Roger Thayer Stone Center For Latin American Studies

Tulane University

Día de los Muertos Celebrated in New Orleans

November 13th, 2010

By: Shearon Roberts

Photo: Skeleton Second Line. (Photo courtesy of the Consulate of Mexico, New Orleans)

For many Catholic New Orleanians, Saturday, October 30 marked the celebration of All Saints Day, a time to reflect and celebrate the lives of their relatives or loved ones who have passed away. Those in the Latin American community of the city also celebrated Día de los Muertos, or Day of the Dead. The similarities and importance of the day for both communities were highlighted through an event hosted by the Stone Center and the New Orleans Public Library’s Pebbles Center as an ongoing effort to forge links between diverse groups in the city.

“It exposes people to different cultures and languages and to Latin America,” said Sharon Kohl, the branch manager for the Children’s Resource Center of the New Orleans Public Library.

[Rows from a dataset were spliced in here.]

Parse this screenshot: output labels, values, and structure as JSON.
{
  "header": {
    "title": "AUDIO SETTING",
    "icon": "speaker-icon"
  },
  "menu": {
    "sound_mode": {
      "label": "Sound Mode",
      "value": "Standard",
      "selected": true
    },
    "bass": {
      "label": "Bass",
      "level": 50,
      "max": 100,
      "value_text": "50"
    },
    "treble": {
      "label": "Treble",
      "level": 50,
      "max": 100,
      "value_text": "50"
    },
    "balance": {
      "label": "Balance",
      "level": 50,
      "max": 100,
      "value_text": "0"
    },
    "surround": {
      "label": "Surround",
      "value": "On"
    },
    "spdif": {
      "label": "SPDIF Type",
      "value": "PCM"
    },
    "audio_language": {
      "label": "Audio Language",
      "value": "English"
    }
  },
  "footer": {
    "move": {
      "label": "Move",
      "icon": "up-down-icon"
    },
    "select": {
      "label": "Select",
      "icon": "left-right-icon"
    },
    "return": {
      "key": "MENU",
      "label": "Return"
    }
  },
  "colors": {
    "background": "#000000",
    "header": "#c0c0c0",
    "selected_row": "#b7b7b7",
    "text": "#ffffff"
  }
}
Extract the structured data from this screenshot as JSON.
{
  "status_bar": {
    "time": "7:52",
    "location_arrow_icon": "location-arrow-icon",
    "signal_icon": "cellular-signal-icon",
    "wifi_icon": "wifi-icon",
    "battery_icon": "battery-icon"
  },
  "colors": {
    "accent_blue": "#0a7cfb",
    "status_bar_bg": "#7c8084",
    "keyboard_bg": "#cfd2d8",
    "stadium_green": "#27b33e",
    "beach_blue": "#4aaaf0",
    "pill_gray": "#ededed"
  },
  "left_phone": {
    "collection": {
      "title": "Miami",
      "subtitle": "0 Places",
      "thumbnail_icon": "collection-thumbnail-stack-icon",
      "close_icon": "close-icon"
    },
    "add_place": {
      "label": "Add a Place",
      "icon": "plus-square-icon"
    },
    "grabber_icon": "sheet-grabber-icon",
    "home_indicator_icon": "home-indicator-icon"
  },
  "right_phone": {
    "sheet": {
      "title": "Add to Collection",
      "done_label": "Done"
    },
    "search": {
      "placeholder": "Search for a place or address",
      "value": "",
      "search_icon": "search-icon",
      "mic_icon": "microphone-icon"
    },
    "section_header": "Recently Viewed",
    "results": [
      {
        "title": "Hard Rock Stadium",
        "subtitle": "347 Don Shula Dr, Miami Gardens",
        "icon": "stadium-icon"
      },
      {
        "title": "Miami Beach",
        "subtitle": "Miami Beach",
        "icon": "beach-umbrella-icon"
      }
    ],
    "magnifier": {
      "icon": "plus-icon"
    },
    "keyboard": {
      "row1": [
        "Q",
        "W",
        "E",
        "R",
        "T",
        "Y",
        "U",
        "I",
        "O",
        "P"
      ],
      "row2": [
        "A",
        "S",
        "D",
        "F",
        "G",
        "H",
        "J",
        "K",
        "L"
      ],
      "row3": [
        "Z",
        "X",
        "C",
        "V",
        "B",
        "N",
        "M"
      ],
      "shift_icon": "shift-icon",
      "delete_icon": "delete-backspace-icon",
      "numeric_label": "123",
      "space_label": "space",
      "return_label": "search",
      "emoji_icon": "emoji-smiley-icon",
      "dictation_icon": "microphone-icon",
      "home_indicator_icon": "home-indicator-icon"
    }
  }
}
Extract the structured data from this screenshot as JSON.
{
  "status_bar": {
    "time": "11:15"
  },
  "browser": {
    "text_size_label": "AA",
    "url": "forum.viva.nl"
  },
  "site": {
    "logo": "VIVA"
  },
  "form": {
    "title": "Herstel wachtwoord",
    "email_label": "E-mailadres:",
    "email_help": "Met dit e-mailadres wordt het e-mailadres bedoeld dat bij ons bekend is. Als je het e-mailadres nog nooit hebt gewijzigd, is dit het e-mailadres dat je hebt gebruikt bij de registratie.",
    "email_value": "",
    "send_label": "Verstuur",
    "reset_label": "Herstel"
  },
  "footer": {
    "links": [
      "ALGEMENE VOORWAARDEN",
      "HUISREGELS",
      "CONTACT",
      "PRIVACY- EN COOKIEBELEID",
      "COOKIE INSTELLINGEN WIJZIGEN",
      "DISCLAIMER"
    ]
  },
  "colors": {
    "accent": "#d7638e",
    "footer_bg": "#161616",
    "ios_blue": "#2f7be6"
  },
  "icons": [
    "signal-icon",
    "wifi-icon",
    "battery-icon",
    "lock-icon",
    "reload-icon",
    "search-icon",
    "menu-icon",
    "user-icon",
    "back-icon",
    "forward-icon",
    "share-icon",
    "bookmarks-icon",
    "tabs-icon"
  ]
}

Kohl’s section includes the Pebbles Center, to which the Stone Center contributes children’s book to its Latin American collection. Events like Día de los Muertos, informs the public, particularly parents, Kohl said, to the diverse resources available at the library.

It is also a cultural tool for helping different groups in the city find common ground, said Denise Woltering-Vargas, the Stone Center’s program manager for Educational and Community Programs. Children listened to a reading from The Spirit of Tío Fernando: A Day of the Dead Tale written by author Janice Levy. Local artist Cynthia Ramirez led a skull-making workshop at the Pebbles Center on Napolean Avenue during the event.

The Consulate of Mexico put on a Ballet Folklórico performance and altar viewing display at its Convention Center Blvd location. Then, attendees participated in a “skeleton second line,” over to the Southern Food & Beverage Museum for a sugar skull workshop and tequila tasting at the Riverwalk Mall. The Museum, as well as the New Orleans Office of Health Policy and AIDS Funding partnered to put on the annual event along with the Consulate of Mexico, New Orleans, the Pebbles Center, and the Stone Center.


A dancer performs at the Ballet Folklórico presentation. (Photo courtesy of the Consulate of Mexico, New Orleans)

Woltering-Vargas said that while it was common for Catholics to participate in All Soul’s Day activities, the event helped educate New Orleans families about the similarities of Día de los Muertos for those in the Latin American community.

“The trend of celebrating the dead is not a scary thing, but it is a beautiful moment to remember one’s loved ones,” Woltering-Vargas said.